But is it GDP?
But is it GDP?
I spoke yesterday with Dan Sichel, a Wellesley economist and a Lady Gaga fan. Both of these facts are relevant for this story.
The U.S. government is about to tweak the way it measures the economy, and some of the biggest changes will affect the entertainment industry.
Under the current system, Sichel told me, Lady Gaga's sales of concert tickets, online songs and CDs all count toward gross domestic product. But the value of the time she spends in the studio working on new songs isn't counted. That's about to change.
"It's quite analogous to a factory investing in a new machine," Sichel says.
Under the new rules, Lady Gaga sitting in front of her laptop, staring at the sky, thinking up new songs will count as investment, which is part of GDP. A similar change is coming for movies.
Money companies spend on research and development will also be added to GDP.
Why haven't these things counted before? The accounting rules for GDP were written in a simpler time, when most companies produced physical things. But over time, the economy has increasingly shifted toward producing intangible goods.
In all, the tweaks will add an estimated 3 percent to the size of the U.S. economy. Historical GDP numbers will also be adjusted, so the charts won't show any big jump.
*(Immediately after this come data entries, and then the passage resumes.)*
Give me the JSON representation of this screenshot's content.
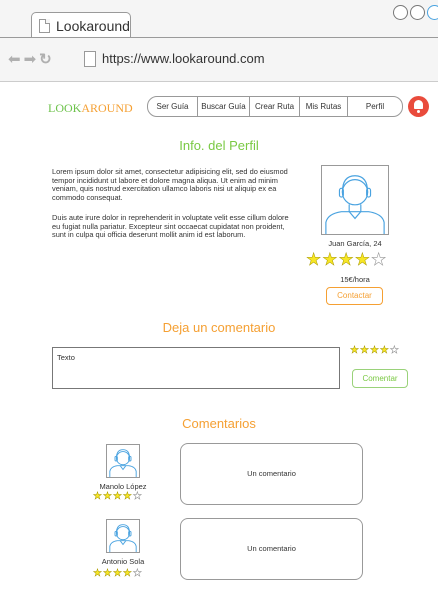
{
  "browser": {
    "tab_title": "Lookaround",
    "url": "https://www.lookaround.com"
  },
  "app": {
    "logo_part1": "LOOK",
    "logo_part2": "AROUND",
    "nav": [
      "Ser Guía",
      "Buscar Guía",
      "Crear Ruta",
      "Mis Rutas",
      "Perfil"
    ]
  },
  "profile": {
    "heading": "Info. del Perfil",
    "paragraph1": "Lorem ipsum dolor sit amet, consectetur adipisicing elit, sed do eiusmod tempor incididunt ut labore et dolore magna aliqua. Ut enim ad minim veniam, quis nostrud exercitation ullamco laboris nisi ut aliquip ex ea commodo consequat.",
    "paragraph2": "Duis aute irure dolor in reprehenderit in voluptate velit esse cillum dolore eu fugiat nulla pariatur. Excepteur sint occaecat cupidatat non proident, sunt in culpa qui officia deserunt mollit anim id est laborum.",
    "name": "Juan García, 24",
    "rating": 4,
    "rating_max": 5,
    "price": "15€/hora",
    "contact_label": "Contactar"
  },
  "comment_form": {
    "heading": "Deja un comentario",
    "textbox_placeholder": "Texto",
    "rating": 4,
    "rating_max": 5,
    "submit_label": "Comentar"
  },
  "comments": {
    "heading": "Comentarios",
    "items": [
      {
        "name": "Manolo López",
        "rating": 4,
        "rating_max": 5,
        "text": "Un comentario"
      },
      {
        "name": "Antonio Sola",
        "rating": 4,
        "rating_max": 5,
        "text": "Un comentario"
      }
    ]
  },
  "colors": {
    "accent_green": "#7ac943",
    "accent_orange": "#f5a033",
    "star_yellow": "#f7e625",
    "bell_red": "#e94b3c",
    "avatar_blue": "#4aa3e0"
  }
}
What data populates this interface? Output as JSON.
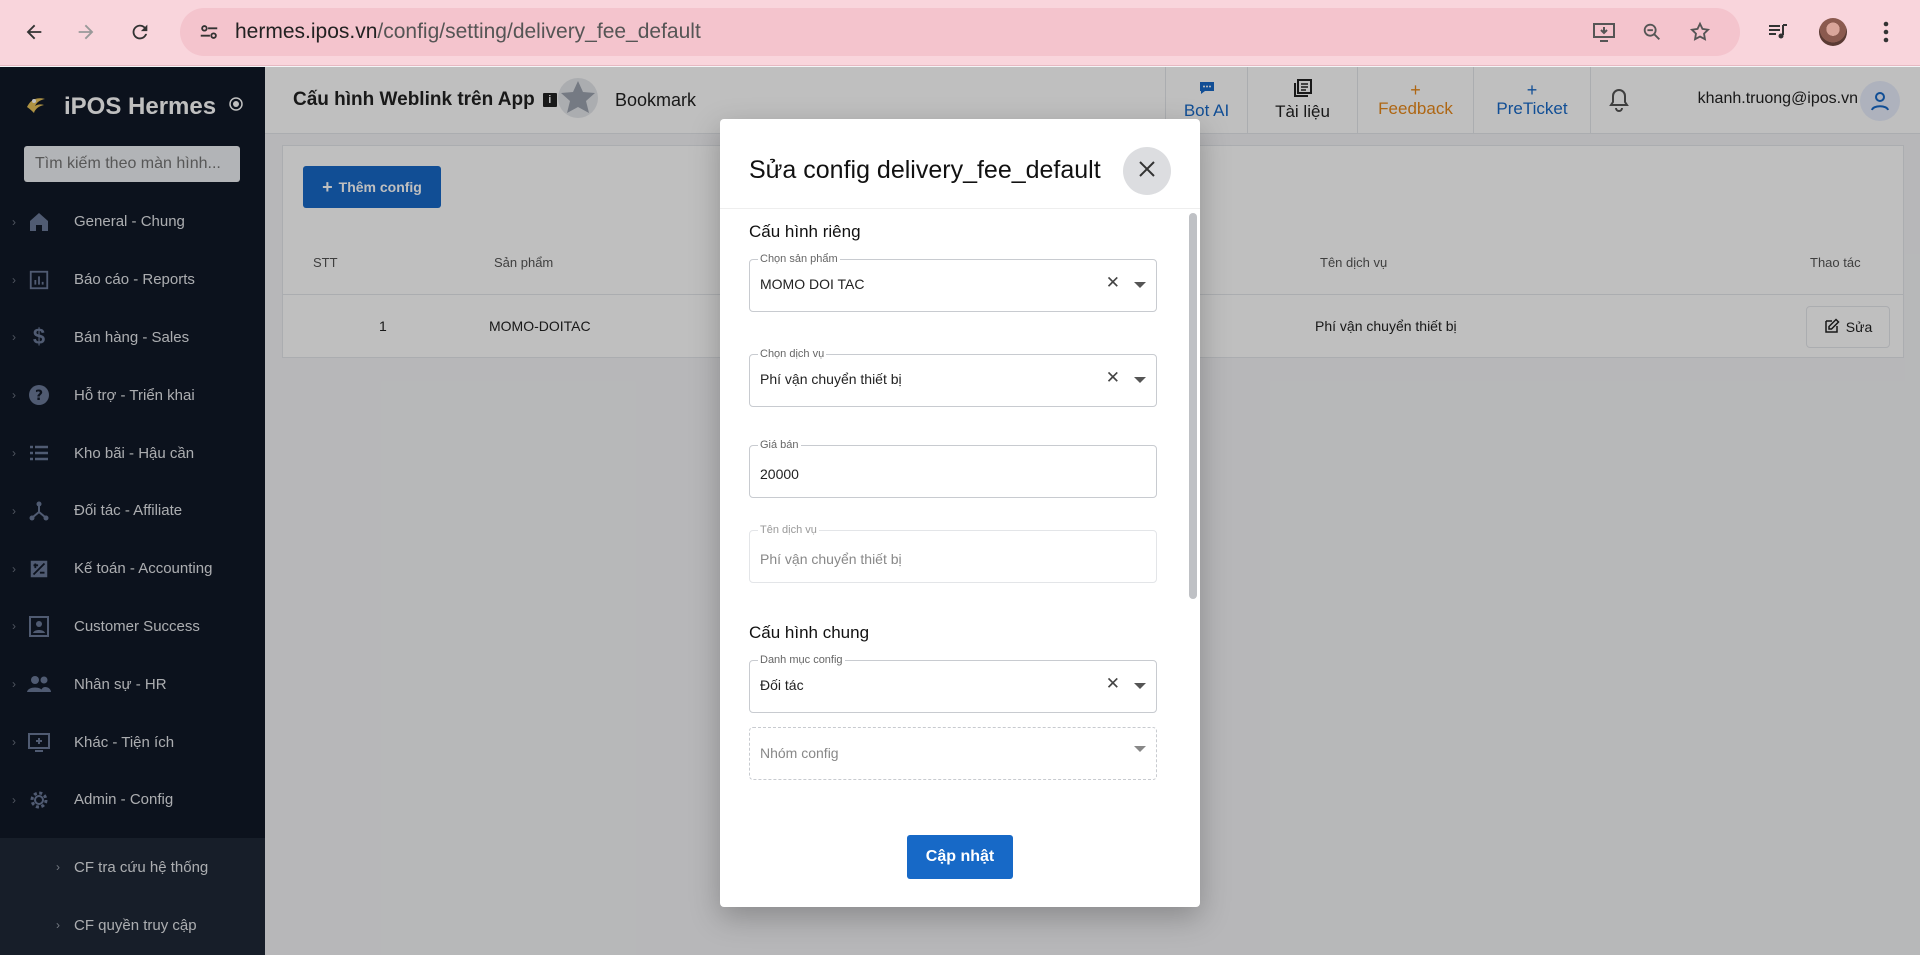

And for most people, the important thing to pay attention to is not the absolute size of GDP, but the change over time: How much is the economy growing?